-- Exercise --
Go through the lines below and copy each one that holds the string "ffffff".
--- Data for review Enclosed Below ---
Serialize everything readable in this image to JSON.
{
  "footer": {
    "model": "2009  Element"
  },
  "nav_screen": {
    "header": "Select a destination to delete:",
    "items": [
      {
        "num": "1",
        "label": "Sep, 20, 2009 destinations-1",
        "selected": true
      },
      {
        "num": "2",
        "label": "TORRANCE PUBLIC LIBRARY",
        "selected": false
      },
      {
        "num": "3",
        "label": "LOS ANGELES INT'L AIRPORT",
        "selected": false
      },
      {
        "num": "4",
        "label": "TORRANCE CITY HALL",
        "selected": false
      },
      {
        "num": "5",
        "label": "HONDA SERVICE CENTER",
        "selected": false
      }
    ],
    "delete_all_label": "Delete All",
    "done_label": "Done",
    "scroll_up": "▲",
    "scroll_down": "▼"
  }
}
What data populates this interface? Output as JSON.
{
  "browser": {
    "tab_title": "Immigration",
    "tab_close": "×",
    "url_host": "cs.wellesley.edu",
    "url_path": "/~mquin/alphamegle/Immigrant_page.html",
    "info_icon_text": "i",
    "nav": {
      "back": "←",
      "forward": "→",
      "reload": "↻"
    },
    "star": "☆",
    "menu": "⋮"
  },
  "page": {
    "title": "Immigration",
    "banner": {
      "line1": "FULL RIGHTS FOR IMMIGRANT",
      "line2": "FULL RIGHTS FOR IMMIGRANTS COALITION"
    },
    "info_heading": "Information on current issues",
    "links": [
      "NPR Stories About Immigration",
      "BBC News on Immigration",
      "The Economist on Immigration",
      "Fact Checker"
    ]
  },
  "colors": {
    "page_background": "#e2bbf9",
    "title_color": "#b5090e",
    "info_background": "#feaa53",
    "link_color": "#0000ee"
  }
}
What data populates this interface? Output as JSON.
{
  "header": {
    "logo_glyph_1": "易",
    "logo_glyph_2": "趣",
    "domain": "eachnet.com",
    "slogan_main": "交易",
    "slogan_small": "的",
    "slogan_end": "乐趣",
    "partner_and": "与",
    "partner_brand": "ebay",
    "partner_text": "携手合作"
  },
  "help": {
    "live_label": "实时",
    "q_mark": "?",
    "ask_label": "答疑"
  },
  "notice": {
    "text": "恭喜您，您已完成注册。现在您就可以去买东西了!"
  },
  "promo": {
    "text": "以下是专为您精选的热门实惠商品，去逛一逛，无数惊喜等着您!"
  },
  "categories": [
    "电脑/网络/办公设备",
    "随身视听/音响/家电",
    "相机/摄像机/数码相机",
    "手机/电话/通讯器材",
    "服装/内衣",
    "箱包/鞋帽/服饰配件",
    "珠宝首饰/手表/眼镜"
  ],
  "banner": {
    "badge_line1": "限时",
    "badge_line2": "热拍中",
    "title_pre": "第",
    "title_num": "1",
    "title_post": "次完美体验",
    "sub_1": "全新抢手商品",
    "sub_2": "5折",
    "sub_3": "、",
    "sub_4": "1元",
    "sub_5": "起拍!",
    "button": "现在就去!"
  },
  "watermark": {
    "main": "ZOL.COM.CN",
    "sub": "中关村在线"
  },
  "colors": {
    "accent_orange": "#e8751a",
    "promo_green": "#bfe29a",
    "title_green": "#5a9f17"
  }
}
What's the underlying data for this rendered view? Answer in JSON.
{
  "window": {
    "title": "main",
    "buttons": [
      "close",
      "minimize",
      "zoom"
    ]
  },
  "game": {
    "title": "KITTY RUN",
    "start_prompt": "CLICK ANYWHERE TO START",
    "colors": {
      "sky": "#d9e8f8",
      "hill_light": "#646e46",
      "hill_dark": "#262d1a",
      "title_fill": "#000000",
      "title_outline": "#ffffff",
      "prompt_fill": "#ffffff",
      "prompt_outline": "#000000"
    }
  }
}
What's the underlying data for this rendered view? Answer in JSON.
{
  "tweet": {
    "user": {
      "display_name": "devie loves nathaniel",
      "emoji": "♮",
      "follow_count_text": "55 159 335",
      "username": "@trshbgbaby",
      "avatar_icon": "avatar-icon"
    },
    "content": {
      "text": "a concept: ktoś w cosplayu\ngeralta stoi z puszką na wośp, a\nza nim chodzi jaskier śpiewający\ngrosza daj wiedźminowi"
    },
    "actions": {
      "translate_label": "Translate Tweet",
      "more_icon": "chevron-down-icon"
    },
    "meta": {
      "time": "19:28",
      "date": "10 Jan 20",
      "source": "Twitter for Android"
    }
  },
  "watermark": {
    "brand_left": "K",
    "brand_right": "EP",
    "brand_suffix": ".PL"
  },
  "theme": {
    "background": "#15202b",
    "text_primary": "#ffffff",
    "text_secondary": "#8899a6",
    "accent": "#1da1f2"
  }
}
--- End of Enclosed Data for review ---
-- Exercise result --
      "title_outline": "#ffffff",
      "prompt_fill": "#ffffff",
    "text_primary": "#ffffff",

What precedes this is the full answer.